Select Bibliography

  • P. Game, The Music Sellers (1976)
  • Herald (Melbourne), 28 Oct 1950, p 12
  • People (Sydney), 18 July 1951, p 6
  • Reader’s Digest (Australian edition), May 1974, p 25
  • personal knowledge.

Related Entries in NCB Sites

Citation details

F. Van Straten, 'O'Hagan, John Francis (1898–1987)', Australian Dictionary of Biography, National Centre of Biography, Australian National University,, published first in hardcopy 2012, accessed online 17 July 2024.

This article was published in hardcopy in Australian Dictionary of Biography, Volume 18, (Melbourne University Press), 2012

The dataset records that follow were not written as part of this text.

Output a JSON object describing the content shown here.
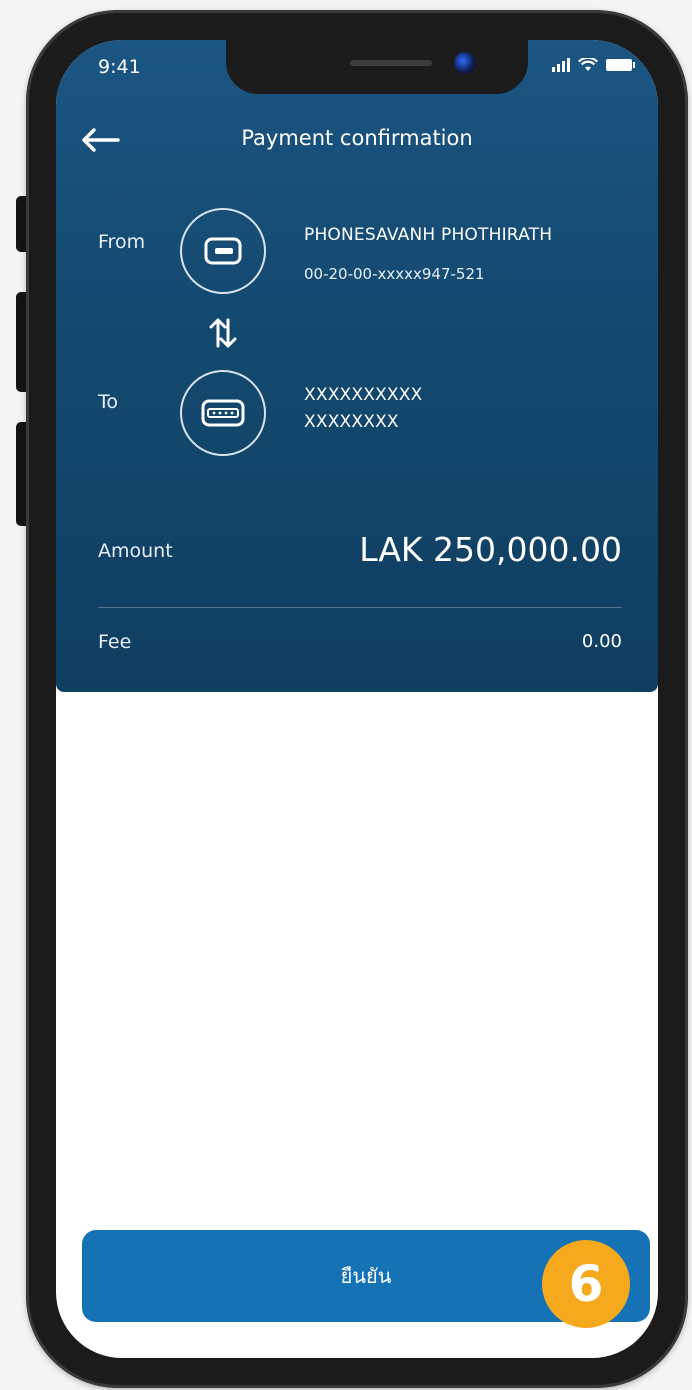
{
  "status_bar": {
    "time": "9:41"
  },
  "header": {
    "title": "Payment confirmation"
  },
  "from": {
    "label": "From",
    "name": "PHONESAVANH PHOTHIRATH",
    "account": "00-20-00-xxxxx947-521"
  },
  "to": {
    "label": "To",
    "name": "XXXXXXXXXX",
    "account": "XXXXXXXX"
  },
  "amount": {
    "label": "Amount",
    "value": "LAK 250,000.00"
  },
  "fee": {
    "label": "Fee",
    "value": "0.00"
  },
  "confirm_button": {
    "label": "ยืนยัน"
  },
  "step_badge": {
    "number": "6"
  },
  "colors": {
    "header_bg": "#14496f",
    "button_bg": "#1572b5",
    "badge_bg": "#f6a91d"
  },
  "icons": [
    "back-arrow-icon",
    "wallet-card-icon",
    "swap-arrows-icon",
    "pin-card-icon",
    "signal-icon",
    "wifi-icon",
    "battery-icon"
  ]
}
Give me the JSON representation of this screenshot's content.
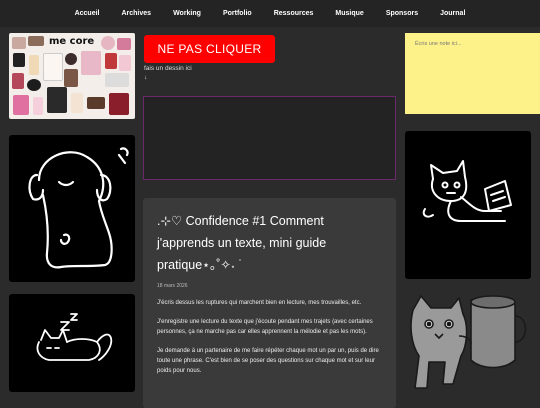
{
  "nav": {
    "items": [
      {
        "label": "Accueil"
      },
      {
        "label": "Archives"
      },
      {
        "label": "Working"
      },
      {
        "label": "Portfolio"
      },
      {
        "label": "Ressources"
      },
      {
        "label": "Musique"
      },
      {
        "label": "Sponsors"
      },
      {
        "label": "Journal"
      }
    ]
  },
  "collage": {
    "title": "me core"
  },
  "main": {
    "button_label": "NE PAS CLIQUER",
    "draw_hint": "fais un dessin ici",
    "draw_arrow": "↓"
  },
  "note": {
    "placeholder": "Écris une note ici..."
  },
  "article": {
    "title": ".⊹♡ Confidence #1 Comment j'apprends un texte, mini guide pratique⋆｡˚✧˖ ˙",
    "date": "18 mars 2026",
    "paragraphs": [
      "J'écris dessus les ruptures qui marchent bien en lecture, mes trouvailles, etc.",
      "J'enregistre une lecture du texte que j'écoute pendant mes trajets (avec certaines personnes, ça ne marche pas car elles apprennent la mélodie et pas les mots).",
      "Je demande à un partenaire de me faire répéter chaque mot un par un, puis de dire toute une phrase. C'est bien de se poser des questions sur chaque mot et sur leur poids pour nous."
    ]
  },
  "colors": {
    "background": "#2b2b2b",
    "nav": "#242424",
    "accent_red": "#ff0000",
    "note_yellow": "#fdf28a",
    "canvas_border": "#6a2a6a",
    "article_bg": "#3a3a3a"
  }
}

View the front pages for Volume 18

© Copyright Australian Dictionary of Biography, 2006-2024

Life Summary [details]


29 November, 1898
Fitzroy, Melbourne, Victoria, Australia


15 July, 1987 (aged 88)
Brighton, Melbourne, Victoria, Australia

Religious Influence

Includes the religion in which subjects were raised, have chosen themselves, attendance at religious schools and/or religious funeral rites; Atheism and Agnosticism have been included.